Sexual orientation, of a person, means the person’s capacity for emotional, affectional and sexual attraction to, and intimate and sexual relations with, persons of a different gender, the same gender or more than 1 gender.

Perhaps because of the legacy of the Royal Commission into Institutional Child Abuse, churches and other religious groups are very conscious of the need to protect children against sexual abuse. Ascribing “sexual orientation” to a child can be part of an early “sexualisation” of childhood which is completely inappropriate. We recommend that this definition be confined to “adult persons” and not persons generally. It would be a seriously concerning step to enact a definition of “sexual orientation” which impliedly includes paedophilia as a recognised “orientation”.
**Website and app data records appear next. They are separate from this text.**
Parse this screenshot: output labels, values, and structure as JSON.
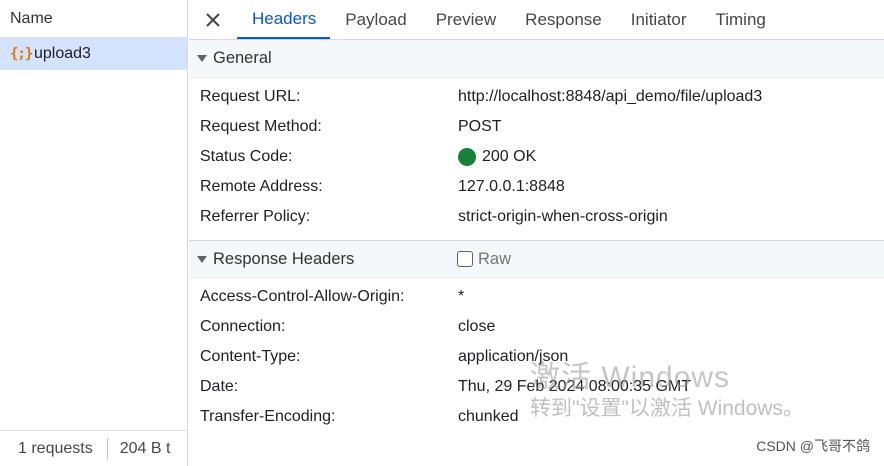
{
  "network_list": {
    "column_header": "Name",
    "requests": [
      {
        "icon": "{;}",
        "name": "upload3"
      }
    ],
    "footer": {
      "requests_count": "1 requests",
      "transferred": "204 B t"
    }
  },
  "tabs": {
    "close_icon": "✕",
    "items": [
      {
        "label": "Headers",
        "active": true
      },
      {
        "label": "Payload",
        "active": false
      },
      {
        "label": "Preview",
        "active": false
      },
      {
        "label": "Response",
        "active": false
      },
      {
        "label": "Initiator",
        "active": false
      },
      {
        "label": "Timing",
        "active": false
      }
    ]
  },
  "general": {
    "title": "General",
    "rows": [
      {
        "key": "Request URL:",
        "value": "http://localhost:8848/api_demo/file/upload3"
      },
      {
        "key": "Request Method:",
        "value": "POST"
      },
      {
        "key": "Status Code:",
        "value": "200 OK"
      },
      {
        "key": "Remote Address:",
        "value": "127.0.0.1:8848"
      },
      {
        "key": "Referrer Policy:",
        "value": "strict-origin-when-cross-origin"
      }
    ]
  },
  "response_headers": {
    "title": "Response Headers",
    "raw_label": "Raw",
    "rows": [
      {
        "key": "Access-Control-Allow-Origin:",
        "value": "*"
      },
      {
        "key": "Connection:",
        "value": "close"
      },
      {
        "key": "Content-Type:",
        "value": "application/json"
      },
      {
        "key": "Date:",
        "value": "Thu, 29 Feb 2024 08:00:35 GMT"
      },
      {
        "key": "Transfer-Encoding:",
        "value": "chunked"
      }
    ]
  },
  "watermark": {
    "line1": "激活 Windows",
    "line2": "转到\"设置\"以激活 Windows。"
  },
  "credit": "CSDN @飞哥不鸽",
  "colors": {
    "accent": "#0b57d0",
    "status_ok": "#188038",
    "selected_row": "#d3e3fd"
  }
}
  • Use of accommodation for “sex work”

The DP at p 121 refers to the provisions of s 106C, which provide that it is not discriminatory for a provider of accommodation to “refuse to supply accommodation (etc)…if they ‘reasonably believe the other person is using, or intends to use, the accommodation in connection with that person’s or another person’s work as a sex worker.’” While this provision has been shown by a Court of Appeal decision to reflect the other provisions of the Act,[6] use of accommodation provided by a religious group in this way would often be a serious interference with religious convictions. In response to Discussion Question 47, our view is that the provision in s 106C should be retained.

Freedom for Faith thanks the Commission for the opportunity to comment on the Discussion Paper.

[1] See for example Watkins v Commissioner for Corporate Affairs [2021] SACAT 10 (4 January 2021), applying this decision at paras [55] and ff to find that the “Church of the Flying Spaghetti Monster” was a sham or parody and not a genuine religion.

[2] For discussion of these sort of provisions, better called “balancing clauses” as they play a positive role in recognising the important right of religious freedom, see Neil J Foster, “Freedom of Religion and Balancing Clauses in Discrimination Legislation” Oxford Journal of Law and Religion Vol. 5 (2016) pp 385 – 430.

[3] See s 109(1)(a)-(c) of the ADA.

[4] See also the similarly worded s 56 of the Anti-Discrimination Act 1977 (NSW).

[5] See the comments of Redlich JA (in dissent) in Christian Youth Camps v Cobaw (2014) 308 ALR 615, (2014) 50 VR 256, at [526]; and Neil J Foster “Respecting the Dignity of religious organisations: Courts deciding theology?” University of Western Australia Law Review Vol. 47 (2020) pp 175 – 219.

[6] See Dovedeen Pty Ltd v GK [2013] QCA 116.


Neil Foster is an Associate Professor in Newcastle Law School at the University of Newcastle. He has a combined Arts/Law degree from the University of NSW, a degree in Theology from the Australian College of Theology, and a research Master of Laws degree from the University of Newcastle. He teaches Torts, Workplace Health and Safety Law, and an elective in “Law and Religion”.